[[ SUPPLIED INFORMATION open ]]
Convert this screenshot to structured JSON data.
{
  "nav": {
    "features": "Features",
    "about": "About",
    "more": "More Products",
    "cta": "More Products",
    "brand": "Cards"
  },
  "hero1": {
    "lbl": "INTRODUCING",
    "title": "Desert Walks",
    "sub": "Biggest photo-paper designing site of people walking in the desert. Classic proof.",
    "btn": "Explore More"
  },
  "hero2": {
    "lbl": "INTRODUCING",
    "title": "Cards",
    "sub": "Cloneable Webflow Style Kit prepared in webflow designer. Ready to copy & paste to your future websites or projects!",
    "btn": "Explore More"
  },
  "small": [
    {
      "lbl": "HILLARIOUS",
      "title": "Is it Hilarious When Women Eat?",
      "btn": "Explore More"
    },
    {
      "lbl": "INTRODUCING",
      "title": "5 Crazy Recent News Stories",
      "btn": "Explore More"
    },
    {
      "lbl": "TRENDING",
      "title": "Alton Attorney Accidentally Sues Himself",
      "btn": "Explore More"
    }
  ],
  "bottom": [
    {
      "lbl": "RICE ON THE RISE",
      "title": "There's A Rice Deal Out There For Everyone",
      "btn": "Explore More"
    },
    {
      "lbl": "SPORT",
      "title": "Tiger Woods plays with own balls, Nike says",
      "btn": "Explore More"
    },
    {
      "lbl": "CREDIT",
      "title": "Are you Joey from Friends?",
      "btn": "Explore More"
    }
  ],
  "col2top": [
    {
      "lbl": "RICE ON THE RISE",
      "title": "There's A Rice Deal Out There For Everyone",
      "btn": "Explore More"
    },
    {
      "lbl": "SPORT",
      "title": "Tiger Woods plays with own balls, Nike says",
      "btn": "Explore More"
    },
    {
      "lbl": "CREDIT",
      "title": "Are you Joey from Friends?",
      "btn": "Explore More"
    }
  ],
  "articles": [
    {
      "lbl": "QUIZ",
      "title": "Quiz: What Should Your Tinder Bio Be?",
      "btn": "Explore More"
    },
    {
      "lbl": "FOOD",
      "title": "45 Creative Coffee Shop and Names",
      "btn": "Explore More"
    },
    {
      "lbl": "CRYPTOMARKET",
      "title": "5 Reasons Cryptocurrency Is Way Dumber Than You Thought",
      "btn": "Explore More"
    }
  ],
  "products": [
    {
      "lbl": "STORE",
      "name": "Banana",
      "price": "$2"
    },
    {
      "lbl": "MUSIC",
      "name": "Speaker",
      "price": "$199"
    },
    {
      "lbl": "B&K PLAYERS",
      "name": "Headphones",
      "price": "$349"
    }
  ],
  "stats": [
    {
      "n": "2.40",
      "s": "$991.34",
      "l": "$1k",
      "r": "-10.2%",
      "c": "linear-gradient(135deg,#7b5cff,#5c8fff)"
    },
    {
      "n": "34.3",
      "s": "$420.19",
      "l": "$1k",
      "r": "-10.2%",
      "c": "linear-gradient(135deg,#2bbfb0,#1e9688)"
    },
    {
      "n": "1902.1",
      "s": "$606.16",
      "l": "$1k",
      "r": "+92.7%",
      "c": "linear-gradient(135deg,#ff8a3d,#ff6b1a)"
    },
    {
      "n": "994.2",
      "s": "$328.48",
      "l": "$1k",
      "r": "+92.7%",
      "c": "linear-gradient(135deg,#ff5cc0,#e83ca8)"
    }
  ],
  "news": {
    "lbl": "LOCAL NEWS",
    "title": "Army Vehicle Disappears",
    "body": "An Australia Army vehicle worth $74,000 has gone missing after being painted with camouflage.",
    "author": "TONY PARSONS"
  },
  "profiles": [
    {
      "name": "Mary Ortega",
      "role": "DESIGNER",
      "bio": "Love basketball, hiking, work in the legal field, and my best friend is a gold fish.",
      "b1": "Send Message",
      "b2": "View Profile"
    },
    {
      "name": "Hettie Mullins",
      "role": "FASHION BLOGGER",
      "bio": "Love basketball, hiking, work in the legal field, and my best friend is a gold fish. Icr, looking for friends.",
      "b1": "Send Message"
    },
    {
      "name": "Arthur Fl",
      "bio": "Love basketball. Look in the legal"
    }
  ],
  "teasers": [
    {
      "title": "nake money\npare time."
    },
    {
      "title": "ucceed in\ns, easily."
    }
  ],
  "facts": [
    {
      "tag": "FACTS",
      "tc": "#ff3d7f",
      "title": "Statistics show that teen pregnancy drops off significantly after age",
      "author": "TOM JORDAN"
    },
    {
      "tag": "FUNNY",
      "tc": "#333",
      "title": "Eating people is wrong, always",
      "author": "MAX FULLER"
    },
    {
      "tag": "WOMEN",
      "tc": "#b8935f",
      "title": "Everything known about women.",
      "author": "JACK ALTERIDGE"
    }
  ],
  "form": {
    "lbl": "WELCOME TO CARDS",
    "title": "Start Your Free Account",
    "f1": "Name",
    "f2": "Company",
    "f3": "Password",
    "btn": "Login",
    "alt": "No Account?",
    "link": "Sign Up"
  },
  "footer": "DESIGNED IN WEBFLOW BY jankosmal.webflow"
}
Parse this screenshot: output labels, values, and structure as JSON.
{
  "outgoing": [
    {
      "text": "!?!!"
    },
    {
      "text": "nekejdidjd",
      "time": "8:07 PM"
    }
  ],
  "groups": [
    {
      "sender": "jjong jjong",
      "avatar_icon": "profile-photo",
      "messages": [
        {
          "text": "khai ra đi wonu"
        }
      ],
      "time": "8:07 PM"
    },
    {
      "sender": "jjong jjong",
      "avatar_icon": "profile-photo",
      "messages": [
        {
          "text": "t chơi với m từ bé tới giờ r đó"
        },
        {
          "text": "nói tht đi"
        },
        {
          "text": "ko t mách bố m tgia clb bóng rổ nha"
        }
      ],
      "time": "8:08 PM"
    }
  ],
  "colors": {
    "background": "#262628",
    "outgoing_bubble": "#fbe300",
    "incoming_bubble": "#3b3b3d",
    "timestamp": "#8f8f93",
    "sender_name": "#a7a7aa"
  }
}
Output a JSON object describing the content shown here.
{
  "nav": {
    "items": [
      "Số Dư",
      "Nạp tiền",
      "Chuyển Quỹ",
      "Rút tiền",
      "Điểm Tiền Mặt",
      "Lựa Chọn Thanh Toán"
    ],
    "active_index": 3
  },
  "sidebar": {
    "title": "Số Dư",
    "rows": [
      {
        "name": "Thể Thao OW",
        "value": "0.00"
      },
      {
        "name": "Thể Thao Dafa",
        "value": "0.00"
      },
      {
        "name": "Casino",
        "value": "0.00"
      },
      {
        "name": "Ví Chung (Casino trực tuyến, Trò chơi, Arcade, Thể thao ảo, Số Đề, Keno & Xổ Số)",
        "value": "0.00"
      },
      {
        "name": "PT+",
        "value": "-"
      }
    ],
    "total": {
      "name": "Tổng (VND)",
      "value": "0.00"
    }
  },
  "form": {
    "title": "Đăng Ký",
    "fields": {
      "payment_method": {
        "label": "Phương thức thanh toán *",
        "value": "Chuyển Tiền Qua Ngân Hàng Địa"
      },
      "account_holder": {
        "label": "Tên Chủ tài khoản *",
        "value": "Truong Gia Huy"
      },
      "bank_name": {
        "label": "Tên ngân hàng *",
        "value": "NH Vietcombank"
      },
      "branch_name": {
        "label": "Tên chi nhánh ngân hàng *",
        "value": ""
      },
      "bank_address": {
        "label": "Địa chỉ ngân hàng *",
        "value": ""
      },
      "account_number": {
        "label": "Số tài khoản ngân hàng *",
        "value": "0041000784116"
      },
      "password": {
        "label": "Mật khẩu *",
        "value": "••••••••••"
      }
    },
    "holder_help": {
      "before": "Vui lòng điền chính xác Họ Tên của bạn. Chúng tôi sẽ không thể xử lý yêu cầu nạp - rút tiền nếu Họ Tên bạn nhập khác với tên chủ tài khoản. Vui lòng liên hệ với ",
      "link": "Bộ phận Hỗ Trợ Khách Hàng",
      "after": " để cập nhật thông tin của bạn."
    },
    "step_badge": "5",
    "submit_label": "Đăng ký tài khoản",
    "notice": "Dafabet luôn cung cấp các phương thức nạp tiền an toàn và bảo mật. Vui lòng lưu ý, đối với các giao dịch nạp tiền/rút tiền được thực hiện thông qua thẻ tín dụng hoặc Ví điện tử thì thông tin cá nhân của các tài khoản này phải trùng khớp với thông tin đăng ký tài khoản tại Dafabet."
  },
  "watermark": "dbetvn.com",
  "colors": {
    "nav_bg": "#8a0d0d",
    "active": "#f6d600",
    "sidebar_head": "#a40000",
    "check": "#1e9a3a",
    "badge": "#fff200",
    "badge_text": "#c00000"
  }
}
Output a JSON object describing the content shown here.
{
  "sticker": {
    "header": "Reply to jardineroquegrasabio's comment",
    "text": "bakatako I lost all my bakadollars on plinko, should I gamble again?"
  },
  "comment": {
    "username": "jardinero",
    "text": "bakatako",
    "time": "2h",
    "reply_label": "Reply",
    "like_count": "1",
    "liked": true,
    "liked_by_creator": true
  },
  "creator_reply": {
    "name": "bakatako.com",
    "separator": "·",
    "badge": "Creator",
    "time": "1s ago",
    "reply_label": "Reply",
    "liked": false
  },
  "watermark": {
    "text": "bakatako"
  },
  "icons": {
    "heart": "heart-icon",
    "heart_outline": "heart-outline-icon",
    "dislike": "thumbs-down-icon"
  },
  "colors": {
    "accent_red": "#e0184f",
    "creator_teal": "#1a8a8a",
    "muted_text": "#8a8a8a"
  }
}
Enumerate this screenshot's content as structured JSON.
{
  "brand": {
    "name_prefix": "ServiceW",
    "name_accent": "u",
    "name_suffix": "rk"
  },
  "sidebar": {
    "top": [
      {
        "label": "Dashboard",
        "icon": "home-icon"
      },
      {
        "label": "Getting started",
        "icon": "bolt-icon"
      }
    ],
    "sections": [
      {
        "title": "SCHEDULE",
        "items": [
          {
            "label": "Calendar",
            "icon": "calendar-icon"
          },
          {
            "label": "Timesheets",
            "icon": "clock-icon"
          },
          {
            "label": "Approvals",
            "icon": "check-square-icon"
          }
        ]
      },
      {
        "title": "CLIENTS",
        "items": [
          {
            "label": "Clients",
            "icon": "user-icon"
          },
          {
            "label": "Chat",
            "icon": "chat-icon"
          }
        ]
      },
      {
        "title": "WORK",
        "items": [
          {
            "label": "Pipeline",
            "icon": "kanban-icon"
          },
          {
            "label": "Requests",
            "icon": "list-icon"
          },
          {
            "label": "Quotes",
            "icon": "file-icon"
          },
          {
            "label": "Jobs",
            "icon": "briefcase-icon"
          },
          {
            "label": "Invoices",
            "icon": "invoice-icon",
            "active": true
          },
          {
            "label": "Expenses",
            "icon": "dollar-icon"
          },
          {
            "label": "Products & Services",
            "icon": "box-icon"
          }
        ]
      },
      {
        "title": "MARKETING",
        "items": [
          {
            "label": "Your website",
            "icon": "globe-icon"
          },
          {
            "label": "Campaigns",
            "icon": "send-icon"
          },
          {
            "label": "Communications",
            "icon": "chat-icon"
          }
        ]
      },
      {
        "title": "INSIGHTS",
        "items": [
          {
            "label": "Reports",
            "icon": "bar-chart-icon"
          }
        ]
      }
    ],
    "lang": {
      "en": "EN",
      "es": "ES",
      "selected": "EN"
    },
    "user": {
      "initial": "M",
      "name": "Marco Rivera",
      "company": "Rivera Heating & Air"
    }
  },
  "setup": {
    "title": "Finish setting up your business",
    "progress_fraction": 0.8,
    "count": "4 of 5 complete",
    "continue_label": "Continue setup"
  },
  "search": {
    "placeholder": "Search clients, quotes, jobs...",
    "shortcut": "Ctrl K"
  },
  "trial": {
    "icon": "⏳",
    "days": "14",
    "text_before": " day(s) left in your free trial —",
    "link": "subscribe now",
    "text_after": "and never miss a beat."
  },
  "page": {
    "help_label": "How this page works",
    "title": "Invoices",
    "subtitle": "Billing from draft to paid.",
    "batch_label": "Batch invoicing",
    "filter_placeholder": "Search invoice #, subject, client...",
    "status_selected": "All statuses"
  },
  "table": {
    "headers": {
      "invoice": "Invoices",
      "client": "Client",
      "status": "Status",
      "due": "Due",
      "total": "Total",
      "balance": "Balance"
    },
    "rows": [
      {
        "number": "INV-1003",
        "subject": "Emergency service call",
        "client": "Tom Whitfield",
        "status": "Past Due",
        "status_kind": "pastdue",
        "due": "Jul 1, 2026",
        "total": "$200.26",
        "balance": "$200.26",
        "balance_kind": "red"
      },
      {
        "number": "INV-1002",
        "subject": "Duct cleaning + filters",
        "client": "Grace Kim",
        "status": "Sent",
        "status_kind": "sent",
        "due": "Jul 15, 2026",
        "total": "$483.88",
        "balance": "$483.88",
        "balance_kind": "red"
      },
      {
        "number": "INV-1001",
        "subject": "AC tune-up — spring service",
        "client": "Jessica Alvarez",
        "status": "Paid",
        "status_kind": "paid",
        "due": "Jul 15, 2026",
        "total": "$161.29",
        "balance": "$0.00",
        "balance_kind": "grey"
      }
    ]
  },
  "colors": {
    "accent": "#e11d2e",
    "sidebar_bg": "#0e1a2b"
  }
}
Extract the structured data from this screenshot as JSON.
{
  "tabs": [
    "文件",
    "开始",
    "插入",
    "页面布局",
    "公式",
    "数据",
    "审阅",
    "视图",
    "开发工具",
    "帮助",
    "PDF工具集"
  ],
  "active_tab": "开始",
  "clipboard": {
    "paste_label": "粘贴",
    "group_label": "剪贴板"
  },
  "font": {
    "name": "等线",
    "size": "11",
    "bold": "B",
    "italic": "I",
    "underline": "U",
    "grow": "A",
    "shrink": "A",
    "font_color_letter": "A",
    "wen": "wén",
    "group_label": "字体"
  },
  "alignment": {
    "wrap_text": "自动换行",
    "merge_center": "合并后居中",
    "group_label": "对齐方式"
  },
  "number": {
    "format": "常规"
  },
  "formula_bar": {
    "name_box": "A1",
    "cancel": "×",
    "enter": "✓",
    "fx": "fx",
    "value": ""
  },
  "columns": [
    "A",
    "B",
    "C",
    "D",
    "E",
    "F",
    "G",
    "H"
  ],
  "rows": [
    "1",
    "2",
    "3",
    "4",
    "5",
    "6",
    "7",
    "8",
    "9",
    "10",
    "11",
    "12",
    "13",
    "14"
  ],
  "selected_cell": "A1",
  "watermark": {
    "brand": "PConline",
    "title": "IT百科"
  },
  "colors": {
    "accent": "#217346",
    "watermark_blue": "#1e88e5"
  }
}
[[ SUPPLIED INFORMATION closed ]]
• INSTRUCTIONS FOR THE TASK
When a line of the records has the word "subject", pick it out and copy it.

• RESULT OF THE EXERCISE
    "filter_placeholder": "Search invoice #, subject, client...",
        "subject": "Emergency service call",
        "subject": "Duct cleaning + filters",
        "subject": "AC tune-up — spring service",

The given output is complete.